Exercise requirements: Give the records once more, exactly as they stand.

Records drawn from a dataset
Start of Block
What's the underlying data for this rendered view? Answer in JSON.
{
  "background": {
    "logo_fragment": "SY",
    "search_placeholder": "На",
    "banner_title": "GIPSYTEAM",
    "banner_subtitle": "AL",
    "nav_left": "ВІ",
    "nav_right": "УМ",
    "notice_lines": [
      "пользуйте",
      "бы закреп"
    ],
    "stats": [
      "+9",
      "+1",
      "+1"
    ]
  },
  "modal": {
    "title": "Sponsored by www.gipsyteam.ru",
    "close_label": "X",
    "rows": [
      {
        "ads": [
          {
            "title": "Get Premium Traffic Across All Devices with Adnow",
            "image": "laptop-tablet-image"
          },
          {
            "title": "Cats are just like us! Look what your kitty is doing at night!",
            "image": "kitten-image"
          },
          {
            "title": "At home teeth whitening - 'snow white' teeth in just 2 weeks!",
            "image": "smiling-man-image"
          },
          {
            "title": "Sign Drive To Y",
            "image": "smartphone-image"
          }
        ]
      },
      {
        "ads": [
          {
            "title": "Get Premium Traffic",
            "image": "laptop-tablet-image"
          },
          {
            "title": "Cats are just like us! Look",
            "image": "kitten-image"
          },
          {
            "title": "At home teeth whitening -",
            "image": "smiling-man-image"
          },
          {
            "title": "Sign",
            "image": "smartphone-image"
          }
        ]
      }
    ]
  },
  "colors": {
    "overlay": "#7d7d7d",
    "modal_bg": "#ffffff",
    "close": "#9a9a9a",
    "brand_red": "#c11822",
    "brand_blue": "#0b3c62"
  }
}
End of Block
Answer section:
What's the underlying data for this rendered view? Answer in JSON.
{
  "background": {
    "logo_fragment": "SY",
    "search_placeholder": "На",
    "banner_title": "GIPSYTEAM",
    "banner_subtitle": "AL",
    "nav_left": "ВІ",
    "nav_right": "УМ",
    "notice_lines": [
      "пользуйте",
      "бы закреп"
    ],
    "stats": [
      "+9",
      "+1",
      "+1"
    ]
  },
  "modal": {
    "title": "Sponsored by www.gipsyteam.ru",
    "close_label": "X",
    "rows": [
      {
        "ads": [
          {
            "title": "Get Premium Traffic Across All Devices with Adnow",
            "image": "laptop-tablet-image"
          },
          {
            "title": "Cats are just like us! Look what your kitty is doing at night!",
            "image": "kitten-image"
          },
          {
            "title": "At home teeth whitening - 'snow white' teeth in just 2 weeks!",
            "image": "smiling-man-image"
          },
          {
            "title": "Sign Drive To Y",
            "image": "smartphone-image"
          }
        ]
      },
      {
        "ads": [
          {
            "title": "Get Premium Traffic",
            "image": "laptop-tablet-image"
          },
          {
            "title": "Cats are just like us! Look",
            "image": "kitten-image"
          },
          {
            "title": "At home teeth whitening -",
            "image": "smiling-man-image"
          },
          {
            "title": "Sign",
            "image": "smartphone-image"
          }
        ]
      }
    ]
  },
  "colors": {
    "overlay": "#7d7d7d",
    "modal_bg": "#ffffff",
    "close": "#9a9a9a",
    "brand_red": "#c11822",
    "brand_blue": "#0b3c62"
  }
}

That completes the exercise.